They've regained a bit of momentum and, given what lies ahead, the timing couldn't be better for the Ottawa Senators.
It was a rejuvenated group of Senators that arrived in southern Alberta to begin preparations for Thursday night's matchup with the Calgary Flames at the Pengrowth Saddledome (9:30 p.m., Rogers Sportsnet, Team 1200). The extra bounce in their step came courtesy of a three-goal third-period outburst that allowed the Sens to open their western Canadian road trip with a 4-1 victory over the Oilers in Edmonton on Tuesday night.
In the wake of an 0-2-1 start coming out of the Olympic break, the victory and the goal production — a pair of them on the power play — were welcome signs. So, too, was the fact the Senators kept their heads up even as Oilers goaltender Jeff Deslauriers was standing on his head in preserving a 1-0 lead for most of two periods.
"We didn’t get frustrated," centre Jason Spezza
said after the Senators practice earlier today at the Saddledome. "We were down 1-0 and we shouldn’t have been. But we stuck to the game plan, just played a real good system and keep grinding away and capitalized on our power plays.
"You definitely gain confidence when you can come back like that."
But everyone knows the challenge gets much stiffer starting Thursday against the Flames, who are clinging to the eighth and final Western Conference playoff position by a single point. They also pushed the Senators hard in a 3-2 Ottawa win at Scotiabank Place on Feb. 9.
"They work hard and they’re going to be in our face and buzzing at home," said Senators centre Mike Fisher. "We’ve got to try to weather the storm early and see if we can’t get a lead and just play the structured hockey that we can. Play with energy and be physical against these guys."
"We didn’t get frustrated. We were down 1-0 and we shouldn’t have been. But we stuck to the game plan, just played a real good system and keep grinding away and capitalized on our power plays. You definitely gain confidence when you can come back like that." - Jason Spezza

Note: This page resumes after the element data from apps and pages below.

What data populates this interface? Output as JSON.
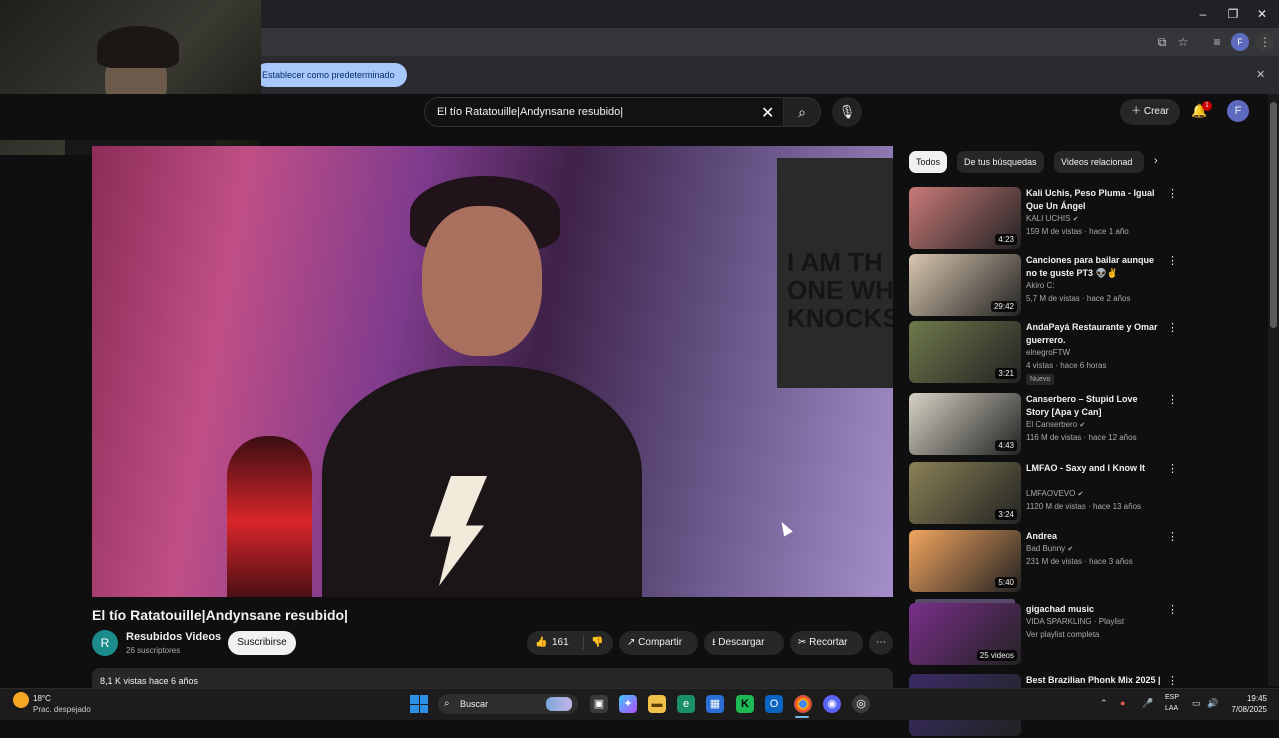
{
  "browser": {
    "infobar_chip": "Establecer como predeterminado",
    "profile_initial": "F",
    "window_controls": [
      "–",
      "❐",
      "✕"
    ]
  },
  "youtube": {
    "search_value": "El tío Ratatouille|Andynsane resubido|",
    "create_label": "Crear",
    "notification_count": "1",
    "user_initial": "F"
  },
  "video": {
    "title": "El tío Ratatouille|Andynsane resubido|",
    "channel_initial": "R",
    "channel_name": "Resubidos Videos",
    "subscribers": "26 suscriptores",
    "subscribe_label": "Suscribirse",
    "likes": "161",
    "share_label": "Compartir",
    "download_label": "Descargar",
    "clip_label": "Recortar",
    "views_line": "8,1 K vistas  hace 6 años",
    "poster_text": "I AM TH\nONE WH\nKNOCKS"
  },
  "chips": [
    "Todos",
    "De tus búsquedas",
    "Videos relacionad"
  ],
  "recommendations": [
    {
      "title": "Kali Uchis, Peso Pluma - Igual Que Un Ángel",
      "channel": "KALI UCHIS",
      "verified": true,
      "meta": "159 M de vistas · hace 1 año",
      "duration": "4:23",
      "color": "#c97a79"
    },
    {
      "title": "Canciones para bailar aunque no te guste PT3 👽✌️",
      "channel": "Akiro C:",
      "verified": false,
      "meta": "5,7 M de vistas · hace 2 años",
      "duration": "29:42",
      "color": "#d9c7b0"
    },
    {
      "title": "AndaPayá Restaurante y Omar guerrero.",
      "channel": "elnegroFTW",
      "verified": false,
      "meta": "4 vistas · hace 6 horas",
      "badge": "Nuevo",
      "duration": "3:21",
      "color": "#6f7a4c"
    },
    {
      "title": "Canserbero – Stupid Love Story [Apa y Can]",
      "channel": "El Canserbero",
      "verified": true,
      "meta": "116 M de vistas · hace 12 años",
      "duration": "4:43",
      "color": "#d7d2c4"
    },
    {
      "title": "LMFAO - Saxy and I Know It",
      "channel": "LMFAOVEVO",
      "verified": true,
      "meta": "1120 M de vistas · hace 13 años",
      "duration": "3:24",
      "color": "#8a8256"
    },
    {
      "title": "Andrea",
      "channel": "Bad Bunny",
      "verified": true,
      "meta": "231 M de vistas · hace 3 años",
      "duration": "5:40",
      "color": "#f2a55f"
    },
    {
      "title": "gigachad music",
      "channel": "VIDA SPARKLING · Playlist",
      "verified": false,
      "meta": "Ver playlist completa",
      "duration": "25 videos",
      "color": "#7a2f8a"
    },
    {
      "title": "Best Brazilian Phonk Mix 2025 |",
      "channel": "",
      "verified": false,
      "meta": "",
      "duration": "",
      "color": "#3a2c66"
    }
  ],
  "taskbar": {
    "temperature": "18°C",
    "weather": "Prac. despejado",
    "search_label": "Buscar",
    "lang_top": "ESP",
    "lang_bottom": "LAA",
    "time": "19:45",
    "date": "7/08/2025"
  }
}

While Senators head coach Cory Clouston, as is his custom, won't name his starting goaltender until Thursday morning, he has to feel comfortable in whatever choice he makes. Pascal Leclaire earned a flu-plagued Senators team a point against the Toronto Maple Leafs last Saturday with a top-notch performance, then Brian Elliott pretty much shut the door on the Oilers in Tuesday's triumph.
Clouston hopes to have that kind of goaltending option the rest of the way.

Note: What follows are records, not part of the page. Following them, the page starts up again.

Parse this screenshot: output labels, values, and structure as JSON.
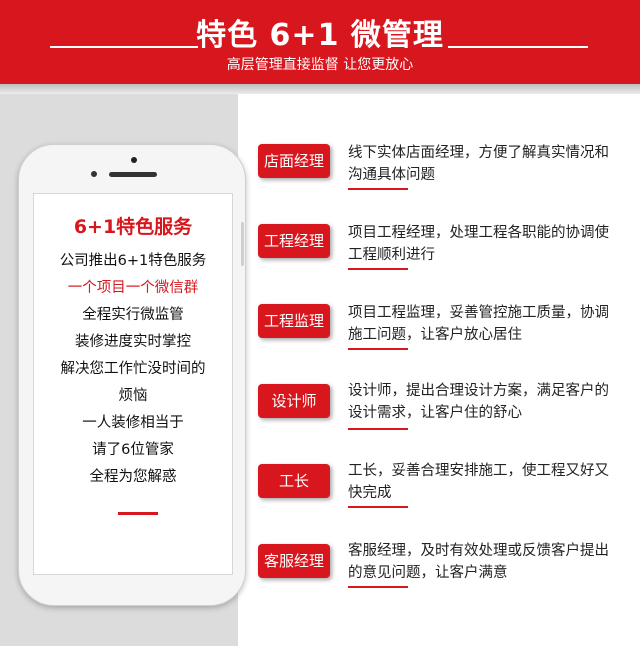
{
  "header": {
    "title": "特色 6+1 微管理",
    "subtitle": "高层管理直接监督  让您更放心",
    "color": "#d8161d"
  },
  "phone": {
    "heading": "6+1特色服务",
    "lines": [
      "公司推出6+1特色服务",
      "一个项目一个微信群",
      "全程实行微监管",
      "装修进度实时掌控",
      "解决您工作忙没时间的",
      "烦恼",
      "一人装修相当于",
      "请了6位管家",
      "全程为您解惑"
    ]
  },
  "roles": [
    {
      "label": "店面经理",
      "desc": "线下实体店面经理，方便了解真实情况和沟通具体问题"
    },
    {
      "label": "工程经理",
      "desc": "项目工程经理，处理工程各职能的协调使工程顺利进行"
    },
    {
      "label": "工程监理",
      "desc": "项目工程监理，妥善管控施工质量，协调施工问题，让客户放心居住"
    },
    {
      "label": "设计师",
      "desc": "设计师，提出合理设计方案，满足客户的设计需求，让客户住的舒心"
    },
    {
      "label": "工长",
      "desc": "工长，妥善合理安排施工，使工程又好又快完成"
    },
    {
      "label": "客服经理",
      "desc": "客服经理，及时有效处理或反馈客户提出的意见问题，让客户满意"
    }
  ]
}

"Pascal was instrumental in getting us a point Saturday night and I thought Brian’s game was real solid last night," he said. "We didn’t need him to stand on his head but he was very solid, very poised and helped us get a win. So if we can have both goaltenders playing well, that’s the best-case scenario and that’s what our goal still is."

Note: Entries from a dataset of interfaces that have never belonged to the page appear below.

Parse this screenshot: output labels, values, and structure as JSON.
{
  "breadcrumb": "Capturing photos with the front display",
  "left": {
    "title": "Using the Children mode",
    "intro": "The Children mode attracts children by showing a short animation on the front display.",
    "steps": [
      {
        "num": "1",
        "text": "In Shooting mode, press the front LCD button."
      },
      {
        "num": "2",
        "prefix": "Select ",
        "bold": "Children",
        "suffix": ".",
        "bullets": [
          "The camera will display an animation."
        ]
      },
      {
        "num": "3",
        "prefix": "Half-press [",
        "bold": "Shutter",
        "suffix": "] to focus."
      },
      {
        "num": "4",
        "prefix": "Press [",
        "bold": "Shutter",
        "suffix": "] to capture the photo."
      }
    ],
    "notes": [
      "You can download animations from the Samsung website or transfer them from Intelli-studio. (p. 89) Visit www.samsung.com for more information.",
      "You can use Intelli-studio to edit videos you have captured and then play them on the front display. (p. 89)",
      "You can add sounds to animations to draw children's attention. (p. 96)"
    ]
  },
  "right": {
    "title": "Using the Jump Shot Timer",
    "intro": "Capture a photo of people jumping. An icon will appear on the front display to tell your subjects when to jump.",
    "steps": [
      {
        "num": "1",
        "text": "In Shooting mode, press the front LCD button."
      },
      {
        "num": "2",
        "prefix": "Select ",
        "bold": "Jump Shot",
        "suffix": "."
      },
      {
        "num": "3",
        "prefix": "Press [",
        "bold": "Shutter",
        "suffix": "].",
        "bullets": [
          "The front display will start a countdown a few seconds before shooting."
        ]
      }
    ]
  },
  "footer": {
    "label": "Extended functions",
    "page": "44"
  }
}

So, too, is a repeat of the kind of effort the Senators showed on Tuesday. They outshot the Oilers 39-19 and had complete control by the final buzzer.
"There are different points in the game when each team has momentum," said Spezza. "But we feel like if we play like we played (against Edmonton), especially in the second half of that game, and cycle the puck deep – it’s been the strongest suit of our game all year — we should be able to wear (the Flames) down a little bit."Around the boards
Captain Daniel Alfredsson
, forward Alex Kovalev and blueliners Andy Sutton and Matt Carkner
were given "maintenance" days off practice today, but all are expected to suit up against the
Flames ... Clouston acknowledged it isn't likely that injured defenceman Filip Kuba
(lower body) or forward Nick Foligno
(broken right fibula) will join the team before the road trip ends Saturday in Vancouver against the Canucks (10 p.m., CBC, Team 1200). "We're hoping they’ll join us for practice back at home on Monday at the very least," he said ... Rookie defenceman Erik Karlsson
is beginning to show some of the form he displayed before going down with a shoulder injury just before the Olympic break. "I thought last night was his best game since the break and since his injury," said Clouston. "He was very solid, very effective, (showed) good vision, very creative, moved the puck well and showed a lot of confidence and poise for a young man."